Problem to work on: Which of the lines in the data mention the string "phone"? List them all.

:::::

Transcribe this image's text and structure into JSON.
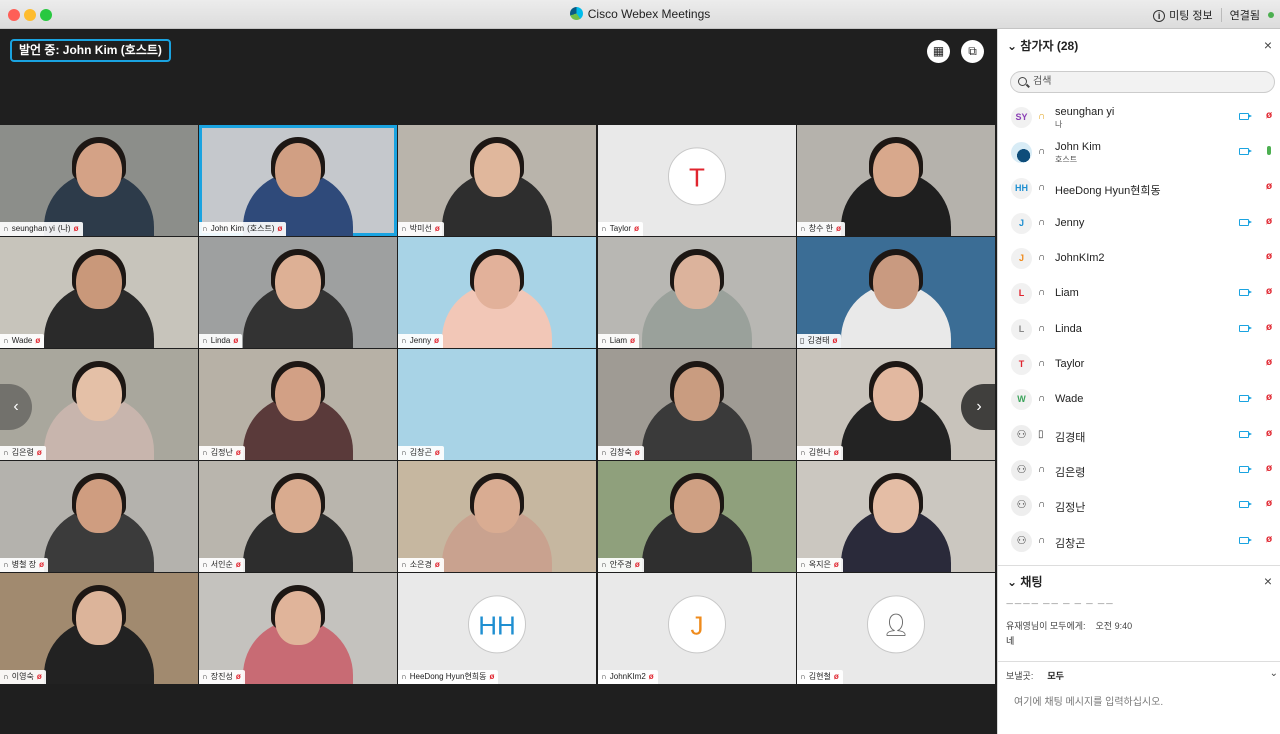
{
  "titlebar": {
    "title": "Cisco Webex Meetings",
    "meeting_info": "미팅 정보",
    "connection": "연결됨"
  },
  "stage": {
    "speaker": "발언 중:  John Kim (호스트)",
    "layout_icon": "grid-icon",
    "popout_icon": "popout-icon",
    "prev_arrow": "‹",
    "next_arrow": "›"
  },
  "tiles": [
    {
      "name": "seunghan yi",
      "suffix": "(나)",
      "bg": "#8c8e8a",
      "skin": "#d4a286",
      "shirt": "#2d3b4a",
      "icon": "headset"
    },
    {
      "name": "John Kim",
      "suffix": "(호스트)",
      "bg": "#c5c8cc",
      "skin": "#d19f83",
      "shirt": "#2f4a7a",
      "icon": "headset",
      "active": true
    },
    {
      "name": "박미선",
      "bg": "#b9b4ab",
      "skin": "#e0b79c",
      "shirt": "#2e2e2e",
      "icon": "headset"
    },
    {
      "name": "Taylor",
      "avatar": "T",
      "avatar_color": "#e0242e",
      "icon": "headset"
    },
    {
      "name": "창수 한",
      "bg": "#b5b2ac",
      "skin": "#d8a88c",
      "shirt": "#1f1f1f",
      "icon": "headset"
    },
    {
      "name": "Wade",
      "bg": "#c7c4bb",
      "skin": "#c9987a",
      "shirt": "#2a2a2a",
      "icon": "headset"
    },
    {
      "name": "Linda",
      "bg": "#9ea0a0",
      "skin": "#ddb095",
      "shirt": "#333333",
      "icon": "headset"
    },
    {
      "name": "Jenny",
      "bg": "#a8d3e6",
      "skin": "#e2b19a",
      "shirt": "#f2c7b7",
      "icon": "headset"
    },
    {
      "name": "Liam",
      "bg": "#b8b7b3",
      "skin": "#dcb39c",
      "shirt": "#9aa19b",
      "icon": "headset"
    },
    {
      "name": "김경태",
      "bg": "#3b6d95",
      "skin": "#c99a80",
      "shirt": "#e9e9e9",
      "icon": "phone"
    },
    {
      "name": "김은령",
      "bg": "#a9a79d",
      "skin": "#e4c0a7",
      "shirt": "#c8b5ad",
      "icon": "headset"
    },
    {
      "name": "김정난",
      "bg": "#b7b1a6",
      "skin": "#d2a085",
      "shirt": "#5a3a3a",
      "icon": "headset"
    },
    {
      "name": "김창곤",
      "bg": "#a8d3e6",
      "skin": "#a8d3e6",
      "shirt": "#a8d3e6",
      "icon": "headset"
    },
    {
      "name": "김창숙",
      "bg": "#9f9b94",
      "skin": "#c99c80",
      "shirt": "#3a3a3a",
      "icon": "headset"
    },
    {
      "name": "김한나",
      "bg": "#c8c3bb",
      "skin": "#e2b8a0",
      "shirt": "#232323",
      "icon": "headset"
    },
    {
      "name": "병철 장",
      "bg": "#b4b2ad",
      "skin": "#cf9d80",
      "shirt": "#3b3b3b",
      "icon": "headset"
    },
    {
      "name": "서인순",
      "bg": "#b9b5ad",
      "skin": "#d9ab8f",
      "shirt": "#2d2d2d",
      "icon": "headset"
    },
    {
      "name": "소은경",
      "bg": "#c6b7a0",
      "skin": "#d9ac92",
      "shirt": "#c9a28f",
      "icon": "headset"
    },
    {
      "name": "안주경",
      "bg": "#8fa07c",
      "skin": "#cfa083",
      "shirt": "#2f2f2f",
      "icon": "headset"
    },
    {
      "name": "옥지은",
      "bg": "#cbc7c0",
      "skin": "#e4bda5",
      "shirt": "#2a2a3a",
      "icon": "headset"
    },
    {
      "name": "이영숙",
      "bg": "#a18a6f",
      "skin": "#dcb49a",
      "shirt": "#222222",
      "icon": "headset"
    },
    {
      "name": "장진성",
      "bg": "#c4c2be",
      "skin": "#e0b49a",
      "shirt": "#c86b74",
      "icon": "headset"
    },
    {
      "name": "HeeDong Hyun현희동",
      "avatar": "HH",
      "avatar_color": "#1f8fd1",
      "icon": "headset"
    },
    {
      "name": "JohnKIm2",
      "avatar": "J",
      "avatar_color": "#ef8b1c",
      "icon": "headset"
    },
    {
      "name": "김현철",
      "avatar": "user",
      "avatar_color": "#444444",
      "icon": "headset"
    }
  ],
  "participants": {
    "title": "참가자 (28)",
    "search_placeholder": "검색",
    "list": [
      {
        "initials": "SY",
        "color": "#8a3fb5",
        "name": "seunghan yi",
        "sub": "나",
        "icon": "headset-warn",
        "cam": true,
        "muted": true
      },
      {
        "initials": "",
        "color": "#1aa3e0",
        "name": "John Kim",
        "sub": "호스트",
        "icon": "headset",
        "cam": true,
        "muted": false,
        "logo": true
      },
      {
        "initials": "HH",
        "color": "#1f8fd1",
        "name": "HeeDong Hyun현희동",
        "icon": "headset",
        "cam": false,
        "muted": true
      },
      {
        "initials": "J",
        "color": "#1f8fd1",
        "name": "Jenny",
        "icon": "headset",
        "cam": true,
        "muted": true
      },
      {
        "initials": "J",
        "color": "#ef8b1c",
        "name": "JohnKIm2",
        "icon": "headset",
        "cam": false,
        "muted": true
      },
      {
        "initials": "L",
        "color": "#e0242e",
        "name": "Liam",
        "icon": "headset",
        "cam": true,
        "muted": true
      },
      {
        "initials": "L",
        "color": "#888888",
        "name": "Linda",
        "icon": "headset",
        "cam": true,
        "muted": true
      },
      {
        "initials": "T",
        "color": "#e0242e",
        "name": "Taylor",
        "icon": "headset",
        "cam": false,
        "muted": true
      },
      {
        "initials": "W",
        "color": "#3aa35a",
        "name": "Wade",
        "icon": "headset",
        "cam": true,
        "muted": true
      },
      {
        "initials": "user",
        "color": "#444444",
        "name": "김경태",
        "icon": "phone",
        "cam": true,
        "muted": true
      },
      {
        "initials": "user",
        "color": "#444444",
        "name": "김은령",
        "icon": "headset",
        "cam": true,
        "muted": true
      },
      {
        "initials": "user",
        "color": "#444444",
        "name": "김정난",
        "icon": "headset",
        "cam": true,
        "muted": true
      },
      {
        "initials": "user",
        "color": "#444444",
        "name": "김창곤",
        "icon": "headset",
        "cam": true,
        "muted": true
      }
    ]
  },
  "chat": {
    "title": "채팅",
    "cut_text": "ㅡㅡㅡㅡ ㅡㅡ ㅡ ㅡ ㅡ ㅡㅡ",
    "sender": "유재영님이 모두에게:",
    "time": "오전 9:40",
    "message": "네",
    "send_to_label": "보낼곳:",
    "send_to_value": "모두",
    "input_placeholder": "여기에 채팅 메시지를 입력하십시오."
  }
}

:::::

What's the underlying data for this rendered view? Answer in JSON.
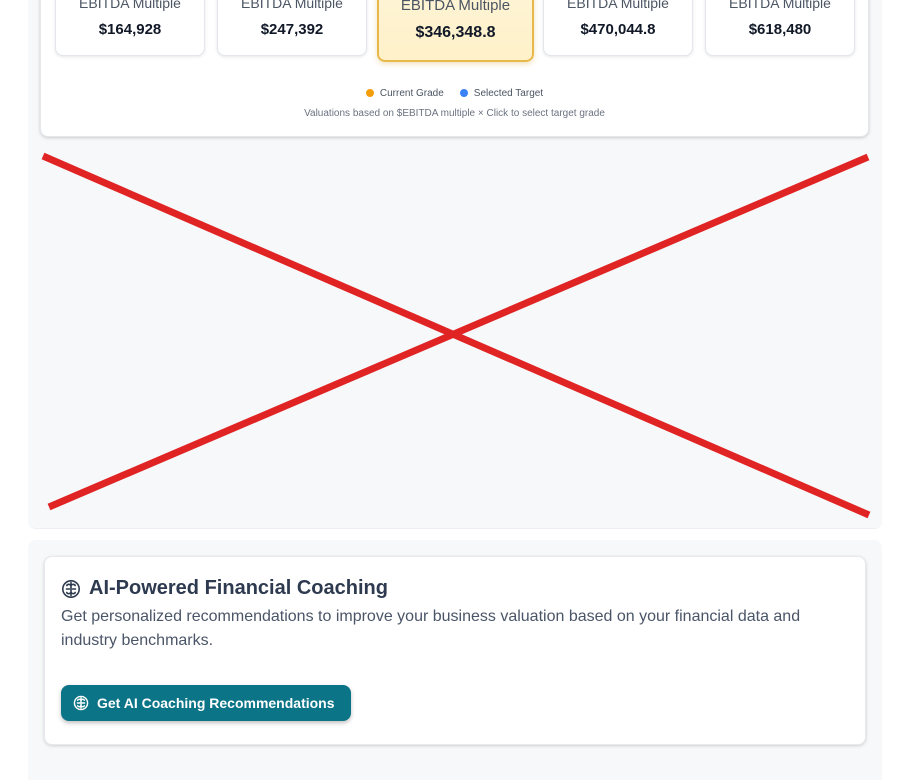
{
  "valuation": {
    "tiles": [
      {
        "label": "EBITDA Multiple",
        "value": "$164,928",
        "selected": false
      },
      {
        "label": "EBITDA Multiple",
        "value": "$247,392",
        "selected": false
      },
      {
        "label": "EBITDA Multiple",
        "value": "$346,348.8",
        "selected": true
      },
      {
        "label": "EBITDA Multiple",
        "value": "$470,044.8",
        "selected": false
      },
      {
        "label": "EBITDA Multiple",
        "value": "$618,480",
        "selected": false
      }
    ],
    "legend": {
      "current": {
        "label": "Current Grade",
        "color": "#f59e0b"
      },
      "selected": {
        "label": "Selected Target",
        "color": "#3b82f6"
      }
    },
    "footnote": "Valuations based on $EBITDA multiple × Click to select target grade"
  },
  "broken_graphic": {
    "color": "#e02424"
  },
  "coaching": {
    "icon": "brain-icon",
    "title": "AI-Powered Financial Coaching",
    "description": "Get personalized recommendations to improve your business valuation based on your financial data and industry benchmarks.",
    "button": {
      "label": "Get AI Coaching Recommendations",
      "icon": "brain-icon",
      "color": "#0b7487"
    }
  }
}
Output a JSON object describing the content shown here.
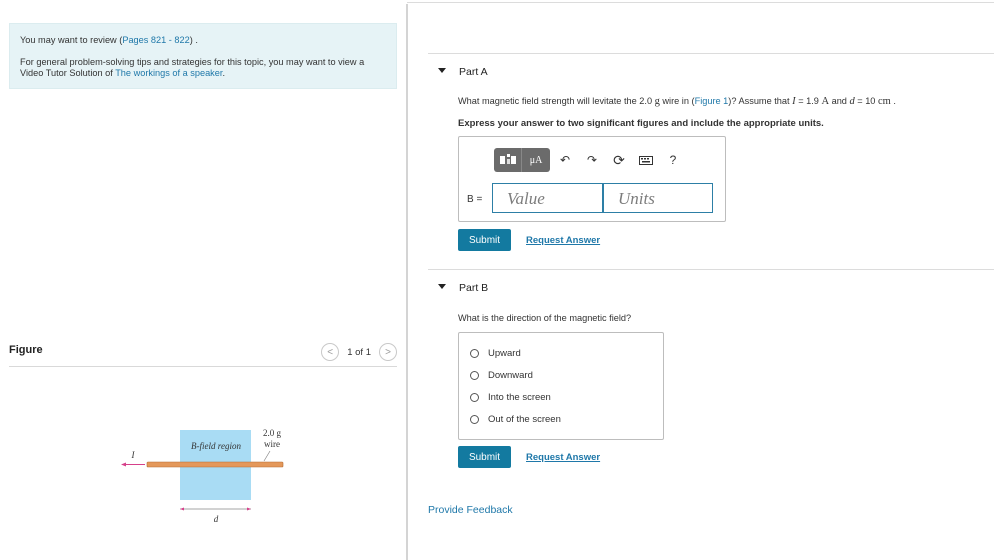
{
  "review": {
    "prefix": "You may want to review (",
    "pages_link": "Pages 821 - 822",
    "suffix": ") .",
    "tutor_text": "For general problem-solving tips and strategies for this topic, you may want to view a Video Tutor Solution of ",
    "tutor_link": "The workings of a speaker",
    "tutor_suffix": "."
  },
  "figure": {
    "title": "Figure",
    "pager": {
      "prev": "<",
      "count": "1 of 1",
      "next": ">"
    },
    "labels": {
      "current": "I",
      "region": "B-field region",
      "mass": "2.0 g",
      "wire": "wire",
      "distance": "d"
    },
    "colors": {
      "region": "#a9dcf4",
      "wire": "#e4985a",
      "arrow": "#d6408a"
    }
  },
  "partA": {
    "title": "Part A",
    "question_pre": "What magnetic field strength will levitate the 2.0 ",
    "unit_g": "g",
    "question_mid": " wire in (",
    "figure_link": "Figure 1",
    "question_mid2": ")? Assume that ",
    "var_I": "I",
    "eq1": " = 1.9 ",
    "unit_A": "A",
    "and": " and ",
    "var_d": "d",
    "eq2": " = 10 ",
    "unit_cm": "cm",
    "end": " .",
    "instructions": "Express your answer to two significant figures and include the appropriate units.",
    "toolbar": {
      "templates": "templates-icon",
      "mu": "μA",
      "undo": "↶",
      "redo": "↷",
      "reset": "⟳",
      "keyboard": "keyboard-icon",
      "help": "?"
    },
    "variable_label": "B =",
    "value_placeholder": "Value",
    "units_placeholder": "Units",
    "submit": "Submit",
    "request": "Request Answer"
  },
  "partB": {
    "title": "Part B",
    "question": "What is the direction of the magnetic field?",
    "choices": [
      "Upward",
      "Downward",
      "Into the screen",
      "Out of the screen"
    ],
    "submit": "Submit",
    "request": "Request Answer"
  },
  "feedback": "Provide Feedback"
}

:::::

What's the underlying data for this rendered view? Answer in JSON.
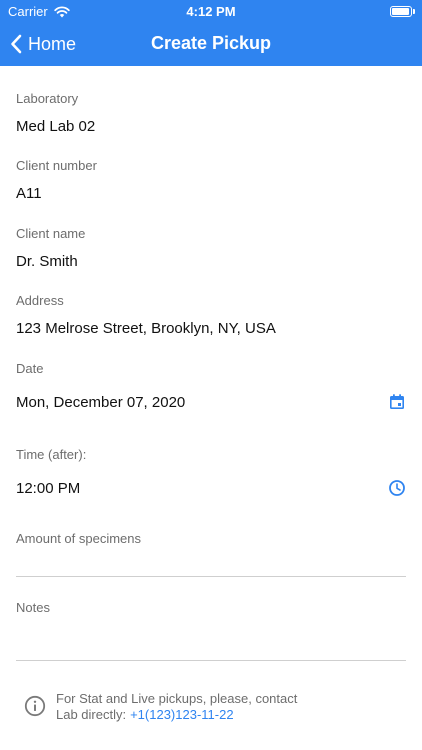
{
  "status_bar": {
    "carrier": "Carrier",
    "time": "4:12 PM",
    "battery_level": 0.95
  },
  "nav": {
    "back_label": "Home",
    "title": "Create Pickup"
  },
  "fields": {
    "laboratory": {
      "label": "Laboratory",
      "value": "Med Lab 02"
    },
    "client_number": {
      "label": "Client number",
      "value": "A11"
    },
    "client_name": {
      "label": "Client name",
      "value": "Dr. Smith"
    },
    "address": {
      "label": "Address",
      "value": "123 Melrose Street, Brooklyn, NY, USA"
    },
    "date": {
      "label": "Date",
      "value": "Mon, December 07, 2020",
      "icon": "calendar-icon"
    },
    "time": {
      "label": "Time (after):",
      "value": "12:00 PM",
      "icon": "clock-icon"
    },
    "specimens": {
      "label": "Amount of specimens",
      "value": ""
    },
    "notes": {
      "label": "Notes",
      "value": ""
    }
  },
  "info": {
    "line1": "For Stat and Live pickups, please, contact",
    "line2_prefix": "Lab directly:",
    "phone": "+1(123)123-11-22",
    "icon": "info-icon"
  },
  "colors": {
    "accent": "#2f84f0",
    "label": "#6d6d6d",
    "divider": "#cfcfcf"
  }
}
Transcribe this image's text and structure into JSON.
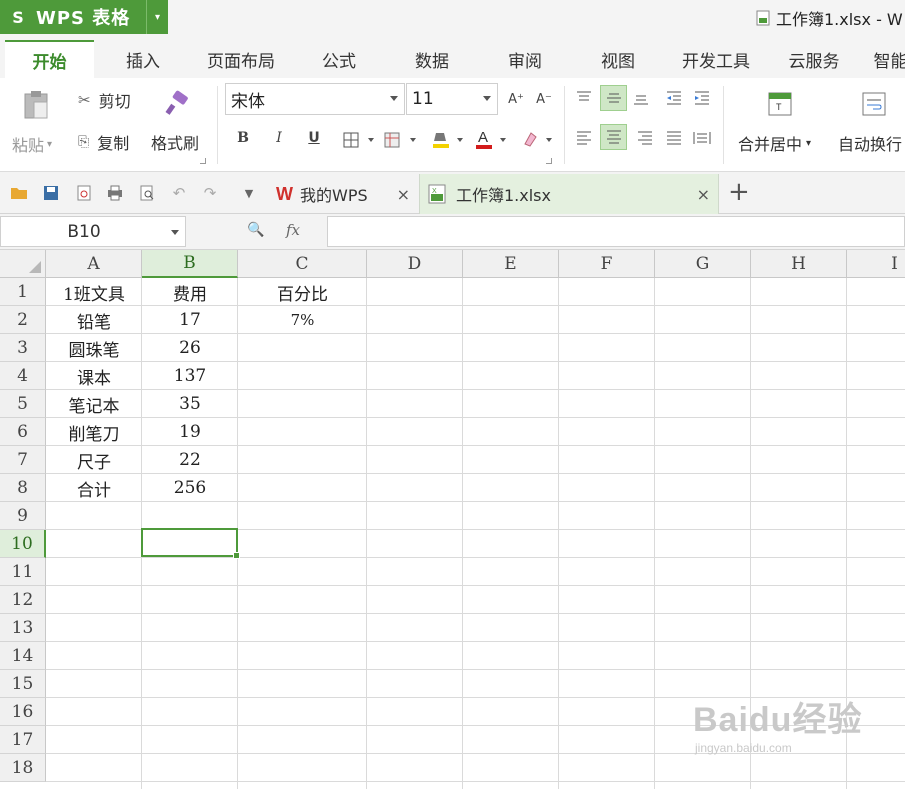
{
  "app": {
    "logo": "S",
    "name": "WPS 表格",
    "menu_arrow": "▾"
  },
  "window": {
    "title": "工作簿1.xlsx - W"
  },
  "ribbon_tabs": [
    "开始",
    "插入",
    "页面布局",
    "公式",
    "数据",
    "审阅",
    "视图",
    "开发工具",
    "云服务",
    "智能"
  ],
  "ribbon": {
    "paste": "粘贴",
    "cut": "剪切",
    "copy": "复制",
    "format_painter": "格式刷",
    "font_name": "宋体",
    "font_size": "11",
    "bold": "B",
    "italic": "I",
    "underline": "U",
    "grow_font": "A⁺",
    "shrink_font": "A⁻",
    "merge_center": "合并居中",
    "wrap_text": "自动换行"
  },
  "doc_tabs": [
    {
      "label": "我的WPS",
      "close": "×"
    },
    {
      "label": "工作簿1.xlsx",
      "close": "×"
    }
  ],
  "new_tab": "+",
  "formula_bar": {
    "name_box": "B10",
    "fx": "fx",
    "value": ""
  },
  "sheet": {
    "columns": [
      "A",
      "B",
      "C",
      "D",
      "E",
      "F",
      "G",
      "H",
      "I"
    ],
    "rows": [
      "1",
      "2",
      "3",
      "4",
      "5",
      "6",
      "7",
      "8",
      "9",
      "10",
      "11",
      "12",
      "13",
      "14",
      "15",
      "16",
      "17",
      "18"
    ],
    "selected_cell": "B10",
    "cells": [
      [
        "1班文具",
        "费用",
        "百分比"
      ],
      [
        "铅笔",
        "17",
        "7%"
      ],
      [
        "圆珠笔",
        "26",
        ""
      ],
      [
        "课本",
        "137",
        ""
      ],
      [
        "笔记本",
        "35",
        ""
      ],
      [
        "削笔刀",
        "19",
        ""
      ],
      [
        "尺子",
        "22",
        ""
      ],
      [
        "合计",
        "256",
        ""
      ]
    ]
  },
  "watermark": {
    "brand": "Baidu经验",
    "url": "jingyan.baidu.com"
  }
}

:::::

Answer to this problem:
      "icon": "phone"
        "icon": "phone",
    "phone": "+1(123)123-11-22",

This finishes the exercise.